*** Recorded information

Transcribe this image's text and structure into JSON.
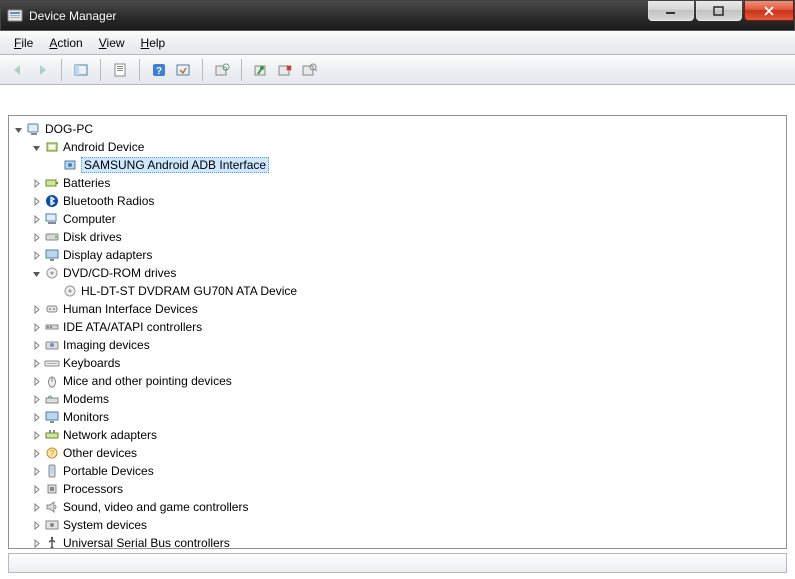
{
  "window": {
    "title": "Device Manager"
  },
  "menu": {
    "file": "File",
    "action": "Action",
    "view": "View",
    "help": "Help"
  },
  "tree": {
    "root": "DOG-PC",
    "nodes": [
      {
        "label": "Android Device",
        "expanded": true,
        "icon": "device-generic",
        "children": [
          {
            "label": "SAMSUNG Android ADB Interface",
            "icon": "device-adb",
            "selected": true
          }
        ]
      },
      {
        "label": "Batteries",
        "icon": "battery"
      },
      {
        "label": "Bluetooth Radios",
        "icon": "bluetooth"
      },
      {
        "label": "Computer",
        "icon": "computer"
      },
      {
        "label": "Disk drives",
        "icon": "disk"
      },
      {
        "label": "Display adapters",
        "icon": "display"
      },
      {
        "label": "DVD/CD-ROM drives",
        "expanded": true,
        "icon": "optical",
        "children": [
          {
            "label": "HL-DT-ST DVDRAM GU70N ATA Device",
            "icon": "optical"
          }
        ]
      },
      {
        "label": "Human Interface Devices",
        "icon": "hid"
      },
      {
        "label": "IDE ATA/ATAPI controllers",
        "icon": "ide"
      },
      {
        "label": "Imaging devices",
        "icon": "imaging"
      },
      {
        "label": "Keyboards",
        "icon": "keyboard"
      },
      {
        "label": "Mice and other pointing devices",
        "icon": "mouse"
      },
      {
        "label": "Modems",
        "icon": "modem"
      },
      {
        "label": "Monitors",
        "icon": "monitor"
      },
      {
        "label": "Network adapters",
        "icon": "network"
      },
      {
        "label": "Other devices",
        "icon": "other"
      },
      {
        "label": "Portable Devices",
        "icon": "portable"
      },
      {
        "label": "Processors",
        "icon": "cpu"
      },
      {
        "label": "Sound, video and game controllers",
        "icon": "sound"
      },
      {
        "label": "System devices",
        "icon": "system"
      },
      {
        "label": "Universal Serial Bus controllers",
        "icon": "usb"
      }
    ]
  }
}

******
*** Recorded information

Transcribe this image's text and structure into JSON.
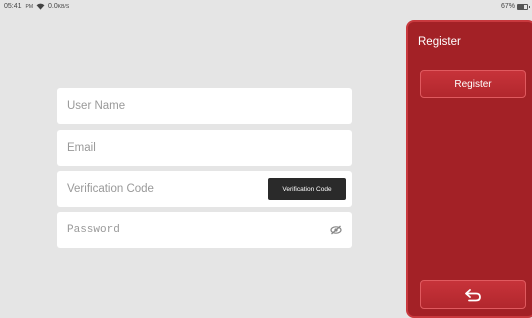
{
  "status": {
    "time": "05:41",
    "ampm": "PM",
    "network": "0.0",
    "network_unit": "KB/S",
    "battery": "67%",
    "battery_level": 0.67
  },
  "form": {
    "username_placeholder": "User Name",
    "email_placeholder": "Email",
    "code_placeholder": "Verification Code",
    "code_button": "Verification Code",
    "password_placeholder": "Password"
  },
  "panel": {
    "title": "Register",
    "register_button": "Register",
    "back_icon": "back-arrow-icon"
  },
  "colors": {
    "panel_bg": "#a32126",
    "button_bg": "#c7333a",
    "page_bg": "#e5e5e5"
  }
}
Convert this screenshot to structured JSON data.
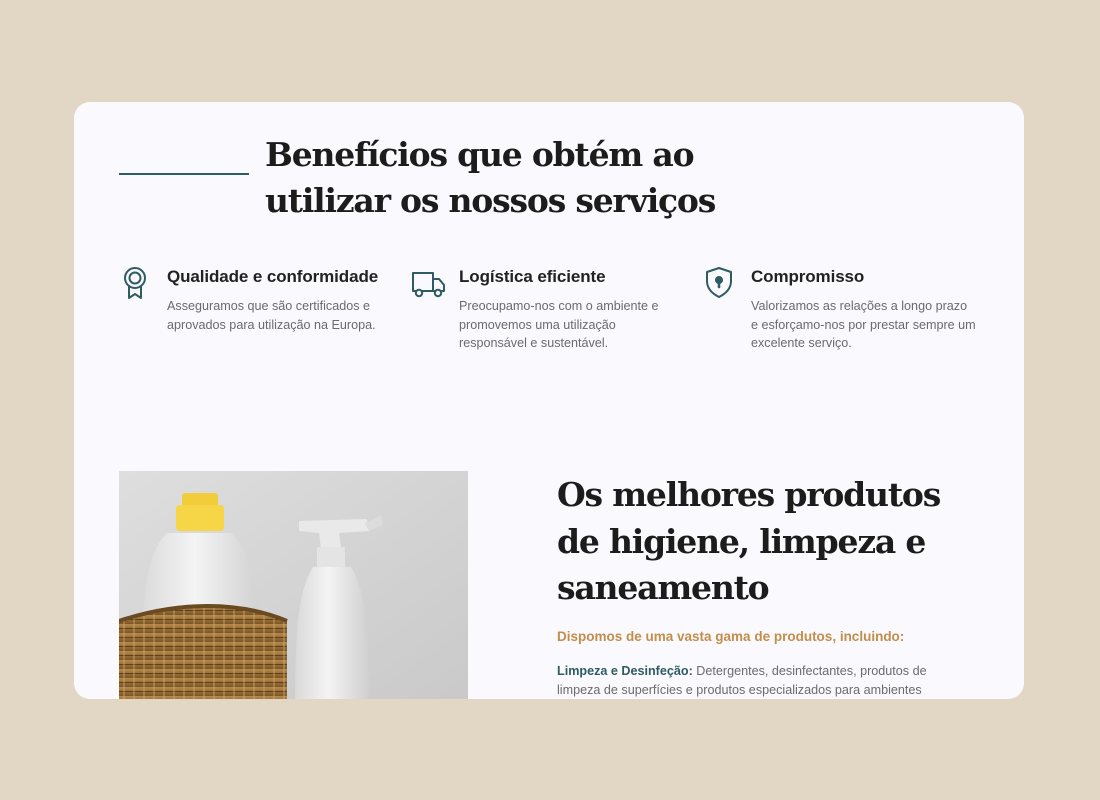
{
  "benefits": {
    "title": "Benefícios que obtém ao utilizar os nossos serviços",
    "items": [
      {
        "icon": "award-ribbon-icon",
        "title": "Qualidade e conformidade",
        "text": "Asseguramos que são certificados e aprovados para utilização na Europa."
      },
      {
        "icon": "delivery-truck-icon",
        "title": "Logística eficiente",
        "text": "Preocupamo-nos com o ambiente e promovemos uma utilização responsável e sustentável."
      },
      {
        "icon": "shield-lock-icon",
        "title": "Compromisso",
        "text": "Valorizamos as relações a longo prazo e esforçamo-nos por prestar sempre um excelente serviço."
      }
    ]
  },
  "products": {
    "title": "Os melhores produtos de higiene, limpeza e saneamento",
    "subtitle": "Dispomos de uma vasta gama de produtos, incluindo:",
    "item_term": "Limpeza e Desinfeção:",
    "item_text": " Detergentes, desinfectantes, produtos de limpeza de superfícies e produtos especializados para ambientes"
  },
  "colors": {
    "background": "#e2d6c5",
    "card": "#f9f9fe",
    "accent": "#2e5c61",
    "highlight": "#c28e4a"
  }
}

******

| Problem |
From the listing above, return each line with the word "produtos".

| Answer for the task |
    "title": "Os melhores produtos de higiene, limpeza e saneamento",
    "subtitle": "Dispomos de uma vasta gama de produtos, incluindo:",
    "item_text": " Detergentes, desinfectantes, produtos de limpeza de superfícies e produtos especializados para ambientes"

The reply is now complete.